Volume 2012 (2012), Article ID 958319, 16 pages
Research Article

Metacognitive Strategies and Test Performance: An Experience Sampling Analysis of Students' Learning Behavior

1Ulm University, Ulm, Germany
2University of Konstanz, Konstanz, Germany
3Thurgau University of Teacher Education, Kreuzlingen, Switzerland
4McGill University, Montreal, QC, Canada
5University of Munich, Munich, Germany

Received 11 November 2011; Revised 16 April 2012; Accepted 2 May 2012

Academic Editor: Mariel F. Musso

Copyright © 2012 Ulrike E. Nett et al. This is an open access article distributed under the Creative Commons Attribution License, which permits unrestricted use, distribution, and reproduction in any medium, provided the original work is properly cited.


The aim of the present study was to explore students’ learning-related cognitions prior to an in-class achievement test, with a focus on metacognitive strategy use. A sample of 70 students in grade 11 (58.6% female, years) completed a series of structured, state-based measures over a two-week period via the experience sampling method until the day before a class test. Results illustrated students’ self-regulatory ability to preserve their motivational and cognitive resources, with test-related cognitions evidenced significantly more often in learning-related as opposed leisure settings. Metacognitive strategy use was also found to significantly increase as the test date approached underscoring the goal-oriented nature of situated learning behaviors. Higher intercepts and increases in frequency of test-related cognitions over time positively corresponded to test performance. Of the three metacognitive strategies assessed, monitoring was found to positively correspond with test performance.

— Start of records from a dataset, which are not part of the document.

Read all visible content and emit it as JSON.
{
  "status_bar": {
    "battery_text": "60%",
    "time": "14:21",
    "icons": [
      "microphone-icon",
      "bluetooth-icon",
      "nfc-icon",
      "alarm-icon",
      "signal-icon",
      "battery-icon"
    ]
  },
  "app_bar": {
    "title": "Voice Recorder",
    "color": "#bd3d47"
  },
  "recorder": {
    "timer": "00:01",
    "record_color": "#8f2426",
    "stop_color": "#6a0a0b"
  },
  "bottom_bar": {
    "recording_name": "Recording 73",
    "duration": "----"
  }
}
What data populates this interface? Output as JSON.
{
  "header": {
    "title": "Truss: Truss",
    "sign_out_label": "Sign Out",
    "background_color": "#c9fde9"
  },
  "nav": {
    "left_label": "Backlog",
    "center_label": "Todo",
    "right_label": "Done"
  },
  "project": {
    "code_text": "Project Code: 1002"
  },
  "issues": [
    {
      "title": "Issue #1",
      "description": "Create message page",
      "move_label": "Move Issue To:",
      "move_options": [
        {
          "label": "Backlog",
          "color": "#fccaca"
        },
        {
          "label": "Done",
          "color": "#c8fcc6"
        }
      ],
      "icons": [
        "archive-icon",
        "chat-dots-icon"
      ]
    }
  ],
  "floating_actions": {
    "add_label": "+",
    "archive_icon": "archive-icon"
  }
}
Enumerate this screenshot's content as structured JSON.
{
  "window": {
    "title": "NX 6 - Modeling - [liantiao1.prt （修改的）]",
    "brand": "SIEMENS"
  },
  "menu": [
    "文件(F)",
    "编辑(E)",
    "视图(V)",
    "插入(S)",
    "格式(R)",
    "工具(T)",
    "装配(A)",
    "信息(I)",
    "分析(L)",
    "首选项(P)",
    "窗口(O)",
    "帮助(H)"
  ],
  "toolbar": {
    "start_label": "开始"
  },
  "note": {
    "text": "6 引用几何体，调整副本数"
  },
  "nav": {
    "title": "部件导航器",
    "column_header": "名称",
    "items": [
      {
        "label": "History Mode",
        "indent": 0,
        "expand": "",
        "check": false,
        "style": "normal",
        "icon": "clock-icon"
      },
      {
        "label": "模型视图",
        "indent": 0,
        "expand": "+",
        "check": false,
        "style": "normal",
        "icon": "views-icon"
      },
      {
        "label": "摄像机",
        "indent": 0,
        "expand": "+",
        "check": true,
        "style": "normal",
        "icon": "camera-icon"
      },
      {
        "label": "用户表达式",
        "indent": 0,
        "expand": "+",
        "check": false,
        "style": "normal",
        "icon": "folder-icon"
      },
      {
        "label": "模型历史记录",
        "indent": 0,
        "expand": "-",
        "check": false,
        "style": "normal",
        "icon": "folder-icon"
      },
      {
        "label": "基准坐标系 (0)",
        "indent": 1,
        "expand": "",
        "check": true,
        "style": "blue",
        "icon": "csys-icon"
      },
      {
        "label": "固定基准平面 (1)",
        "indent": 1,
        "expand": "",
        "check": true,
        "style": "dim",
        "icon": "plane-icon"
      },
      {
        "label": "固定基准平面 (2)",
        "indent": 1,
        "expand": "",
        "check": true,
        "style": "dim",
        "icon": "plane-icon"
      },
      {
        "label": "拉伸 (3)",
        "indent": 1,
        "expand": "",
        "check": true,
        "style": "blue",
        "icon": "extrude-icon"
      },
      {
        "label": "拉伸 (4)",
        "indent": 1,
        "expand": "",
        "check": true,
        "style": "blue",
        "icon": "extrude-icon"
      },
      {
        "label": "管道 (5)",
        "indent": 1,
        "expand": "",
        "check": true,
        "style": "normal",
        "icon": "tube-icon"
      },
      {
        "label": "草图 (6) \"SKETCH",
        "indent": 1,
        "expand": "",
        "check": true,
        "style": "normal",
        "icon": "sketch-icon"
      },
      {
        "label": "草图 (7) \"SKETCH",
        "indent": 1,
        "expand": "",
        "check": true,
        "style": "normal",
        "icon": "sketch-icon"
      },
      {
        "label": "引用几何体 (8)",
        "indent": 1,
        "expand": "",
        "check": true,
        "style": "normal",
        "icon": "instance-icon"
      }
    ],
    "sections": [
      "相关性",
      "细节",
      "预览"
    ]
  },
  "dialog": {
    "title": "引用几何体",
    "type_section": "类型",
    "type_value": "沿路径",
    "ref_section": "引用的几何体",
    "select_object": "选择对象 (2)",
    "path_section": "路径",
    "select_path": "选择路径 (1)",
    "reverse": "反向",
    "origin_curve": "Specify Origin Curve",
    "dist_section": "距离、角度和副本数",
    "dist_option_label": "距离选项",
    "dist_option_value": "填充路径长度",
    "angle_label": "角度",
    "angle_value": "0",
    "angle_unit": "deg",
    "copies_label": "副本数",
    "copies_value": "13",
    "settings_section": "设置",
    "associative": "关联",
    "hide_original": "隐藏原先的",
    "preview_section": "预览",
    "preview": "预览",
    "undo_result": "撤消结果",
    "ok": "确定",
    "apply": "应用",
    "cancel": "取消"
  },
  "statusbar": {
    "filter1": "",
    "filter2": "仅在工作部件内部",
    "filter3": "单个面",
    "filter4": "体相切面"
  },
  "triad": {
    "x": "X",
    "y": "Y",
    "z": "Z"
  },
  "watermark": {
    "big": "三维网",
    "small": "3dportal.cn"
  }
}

Implications for future practice as well as implications for future research employing the experience sampling method are discussed.